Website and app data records
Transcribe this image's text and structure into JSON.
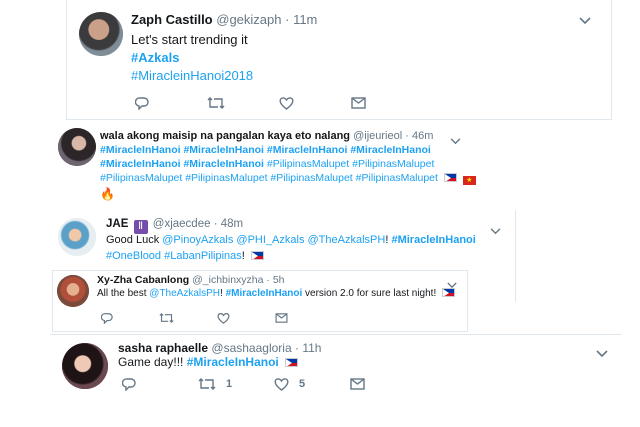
{
  "tweet1": {
    "name": "Zaph Castillo",
    "handle": "@gekizaph",
    "time": "· 11m",
    "text": "Let's start trending it",
    "tag1": "#Azkals",
    "tag2": "#MiracleinHanoi2018"
  },
  "tweet2": {
    "name": "wala akong maisip na pangalan kaya eto nalang",
    "handle": "@ijeurieol",
    "time": "· 46m",
    "line1": "#MiracleInHanoi #MiracleInHanoi #MiracleInHanoi #MiracleInHanoi",
    "line2a": "#MiracleInHanoi #MiracleInHanoi ",
    "line2b": "#PilipinasMalupet #PilipinasMalupet",
    "line3": "#PilipinasMalupet #PilipinasMalupet #PilipinasMalupet #PilipinasMalupet"
  },
  "tweet3": {
    "name": "JAE",
    "handle": "@xjaecdee",
    "time": "· 48m",
    "text_a": "Good Luck ",
    "mention1": "@PinoyAzkals",
    "mention2": "@PHI_Azkals",
    "mention3": "@TheAzkalsPH",
    "bang": "! ",
    "tag_main": "#MiracleInHanoi",
    "tag2": "#OneBlood",
    "tag3": "#LabanPilipinas",
    "excl": "!"
  },
  "tweet4": {
    "name": "Xy-Zha Cabanlong",
    "handle": "@_ichbinxyzha",
    "time": "· 5h",
    "text_a": "All the best ",
    "mention": "@TheAzkalsPH",
    "bang": "! ",
    "tag": "#MiracleInHanoi",
    "text_b": " version 2.0 for sure last night! "
  },
  "tweet5": {
    "name": "sasha raphaelle",
    "handle": "@sashaagloria",
    "time": "· 11h",
    "text": "Game day!!! ",
    "tag": "#MiracleInHanoi",
    "retweets": "1",
    "likes": "5"
  },
  "icons": [
    "reply-icon",
    "retweet-icon",
    "like-icon",
    "message-icon",
    "chevron-down-icon"
  ],
  "colors": {
    "link": "#1da1f2",
    "muted": "#657786",
    "text": "#14171a"
  }
}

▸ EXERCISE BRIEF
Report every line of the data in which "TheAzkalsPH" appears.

▸ FINISHED TASK
    "mention3": "@TheAzkalsPH",
    "mention": "@TheAzkalsPH",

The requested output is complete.